Continue reading

John MacArthur: Twin Truths, God’s Sovereignty and Man’s Responsibility

Great sermon on God’s sovereignty and the responsibility of us humans. Great illustration and explanation of the Word of God. Putting these two parallel lines into place.

John 3:11-21
11 Truly, truly, I say to you, we speak of what we know, and bear witness to what we have seen, but you[a] do not receive our testimony. 12 If I have told you earthly things and you do not believe, how can you believe if I tell you heavenly things? 13 No one has ascended into heaven except he who descended from heaven, the Son of Man.[b] 14 And as Moses lifted up the serpent in the wilderness, so must the Son of Man be lifted up, 15 that whoever believes in himmay have eternal life.[c]

16 “For God so loved the world,[d] that he gave his only Son, that whoever believes in him should not perish but have eternal life. 17 For God did not send his Son into the world to condemn the world, but in order that the world might be saved through him. 18 Whoever believes in him is not condemned, but whoever does not believe is condemned already, because he has not believed in the name of the only Son of God. 19 And this is the judgment: the light has come into the world, and people loved the darkness rather than the light because their works were evil. 20 For everyone who does wicked things hates the light and does not come to the light, lest his works should be exposed.21 But whoever does what is true comes to the light, so that it may be clearly seen that his works have been carried out in God.”

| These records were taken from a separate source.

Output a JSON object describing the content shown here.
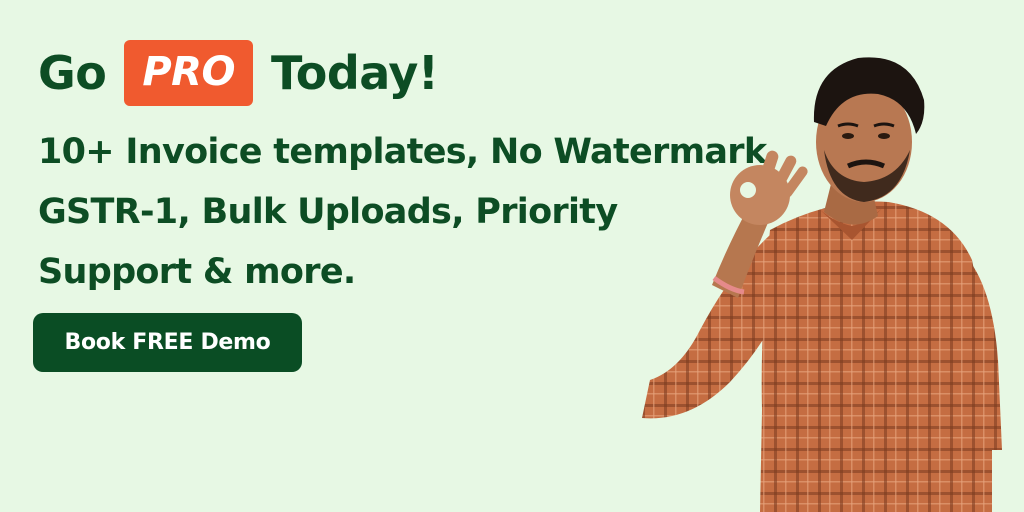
{
  "headline": {
    "prefix": "Go",
    "badge": "PRO",
    "suffix": "Today!"
  },
  "features": {
    "lines": [
      "10+ Invoice templates, No Watermark,",
      "GSTR-1, Bulk Uploads, Priority",
      "Support & more."
    ]
  },
  "cta": {
    "label": "Book FREE Demo"
  },
  "colors": {
    "background": "#e7f8e4",
    "text": "#0d4d24",
    "badge": "#f05a2f",
    "button": "#0a4d24",
    "shirt": "#c26a3f"
  }
}
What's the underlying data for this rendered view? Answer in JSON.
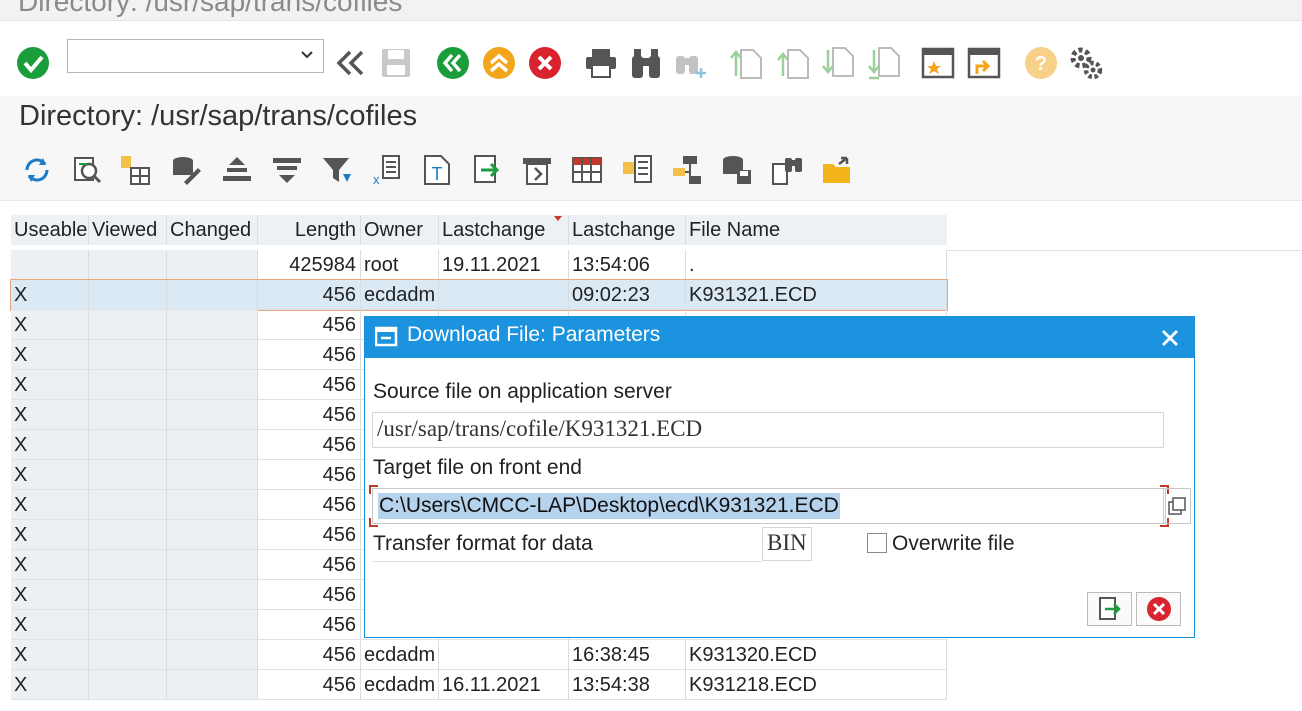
{
  "window": {
    "title": "Directory: /usr/sap/trans/cofiles"
  },
  "command_field": {
    "value": "",
    "placeholder": ""
  },
  "page": {
    "title": "Directory: /usr/sap/trans/cofiles"
  },
  "colors": {
    "accent": "#1c93de",
    "ok_green": "#1a9e3b",
    "cancel_red": "#d9232e",
    "warn_orange": "#f3a51c",
    "selection": "#dbe9f5",
    "header_bg": "#eef1f4"
  },
  "table": {
    "columns": [
      "Useable",
      "Viewed",
      "Changed",
      "Length",
      "Owner",
      "Lastchange",
      "Lastchange",
      "File Name"
    ],
    "rows": [
      {
        "useable": "",
        "viewed": "",
        "changed": "",
        "length": "425984",
        "owner": "root",
        "date": "19.11.2021",
        "time": "13:54:06",
        "file": "."
      },
      {
        "useable": "X",
        "viewed": "",
        "changed": "",
        "length": "456",
        "owner": "ecdadm",
        "date": "",
        "time": "09:02:23",
        "file": "K931321.ECD"
      },
      {
        "useable": "X",
        "viewed": "",
        "changed": "",
        "length": "456",
        "owner": "",
        "date": "",
        "time": "",
        "file": ""
      },
      {
        "useable": "X",
        "viewed": "",
        "changed": "",
        "length": "456",
        "owner": "",
        "date": "",
        "time": "",
        "file": ""
      },
      {
        "useable": "X",
        "viewed": "",
        "changed": "",
        "length": "456",
        "owner": "",
        "date": "",
        "time": "",
        "file": ""
      },
      {
        "useable": "X",
        "viewed": "",
        "changed": "",
        "length": "456",
        "owner": "",
        "date": "",
        "time": "",
        "file": ""
      },
      {
        "useable": "X",
        "viewed": "",
        "changed": "",
        "length": "456",
        "owner": "",
        "date": "",
        "time": "",
        "file": ""
      },
      {
        "useable": "X",
        "viewed": "",
        "changed": "",
        "length": "456",
        "owner": "",
        "date": "",
        "time": "",
        "file": ""
      },
      {
        "useable": "X",
        "viewed": "",
        "changed": "",
        "length": "456",
        "owner": "",
        "date": "",
        "time": "",
        "file": ""
      },
      {
        "useable": "X",
        "viewed": "",
        "changed": "",
        "length": "456",
        "owner": "",
        "date": "",
        "time": "",
        "file": ""
      },
      {
        "useable": "X",
        "viewed": "",
        "changed": "",
        "length": "456",
        "owner": "",
        "date": "",
        "time": "",
        "file": ""
      },
      {
        "useable": "X",
        "viewed": "",
        "changed": "",
        "length": "456",
        "owner": "",
        "date": "",
        "time": "",
        "file": ""
      },
      {
        "useable": "X",
        "viewed": "",
        "changed": "",
        "length": "456",
        "owner": "",
        "date": "",
        "time": "",
        "file": ""
      },
      {
        "useable": "X",
        "viewed": "",
        "changed": "",
        "length": "456",
        "owner": "ecdadm",
        "date": "",
        "time": "16:38:45",
        "file": "K931320.ECD"
      },
      {
        "useable": "X",
        "viewed": "",
        "changed": "",
        "length": "456",
        "owner": "ecdadm",
        "date": "16.11.2021",
        "time": "13:54:38",
        "file": "K931218.ECD"
      }
    ]
  },
  "dialog": {
    "title": "Download File: Parameters",
    "source_label": "Source file on application server",
    "source_value": "/usr/sap/trans/cofile/K931321.ECD",
    "target_label": "Target file on front end",
    "target_value": "C:\\Users\\CMCC-LAP\\Desktop\\ecd\\K931321.ECD",
    "format_label": "Transfer format for data",
    "format_value": "BIN",
    "overwrite_label": "Overwrite file",
    "overwrite_checked": false
  }
}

Continue reading

R. C. Sproul: Believing the Gospel

Believing Versus Doing

Faith that invests itself wholly and completely in God and His promises alone is the only faith that pleases the Lord. When, in the seventh century BC, Habakkuk could not understand how God could use the evil Babylonians to chastise His people, when it seemed from a human perspective that the Lord’s purposes for Israel had failed and that His faithful servants would not be vindicated, God responded that those He regards as righteous live by faith (Hab. 2:4). That is, those who are righteous in His sight continue trusting Him and do not rely on what they can see from a human perspective or what they can do to vindicate their own righteousness. Dr. R.C. Sproul explains: “Anybody can believe in God. What it means to be a Christian is to trust him when he speaks, which does not require a leap of faith or a crucifixion of the intellect. It requires a crucifixion of pride, because no one is more trustworthy than God” (Romans, p. 35).

Note Dr. Sproul’s key point that God-pleasing faith means crucifying our pride. This is another way of saying, as Paul does in today’s passage, that we give up trying to attain our own righteousness before the Lord. The righteousness of God revealed in the gospel is ours by faith alone, for it is God’s gift to His people, the result of His saving acts that fulfill His promises to redeem His elect (Rom. 1:16–17; 3:21–26; 4:1–5; 5:12–21). To say that the righteous live by faith does not mean only that God’s people believe Him but also that those whom the Lord declares to be righteous trust in Him alone. The essence of such faith is believing God in contrast to doing works of obedience. Galatians 3:10–14 contrasts these ways of establishing our relationship with the Father. No one can be declared righteous before God by obeying His law, for the law demands perfect obedience for our justification—our right standing before Him—and no sinner can obey God perfectly. Hoping even a little in our good works of obedience puts us under the Lord’s curse (vv. 10, 12). Our only hope is to trust Christ alone. In so doing, we are redeemed by His death from God’s curse for breaking His law, and Christ’s righteousness is imputed to our account, making our standing before the Lord all of grace (vv. 11, 13–14).

Attempting to earn our right standing before God is the stance of pride, the arrogant assertion that our sin-tainted good works can meet His perfect standard. It is not the stance of faith, which rests wholly in Christ alone for His righteousness.

Believing Versus Doing, Copyright 2016 by R.C. Sproul, Ligonier Ministries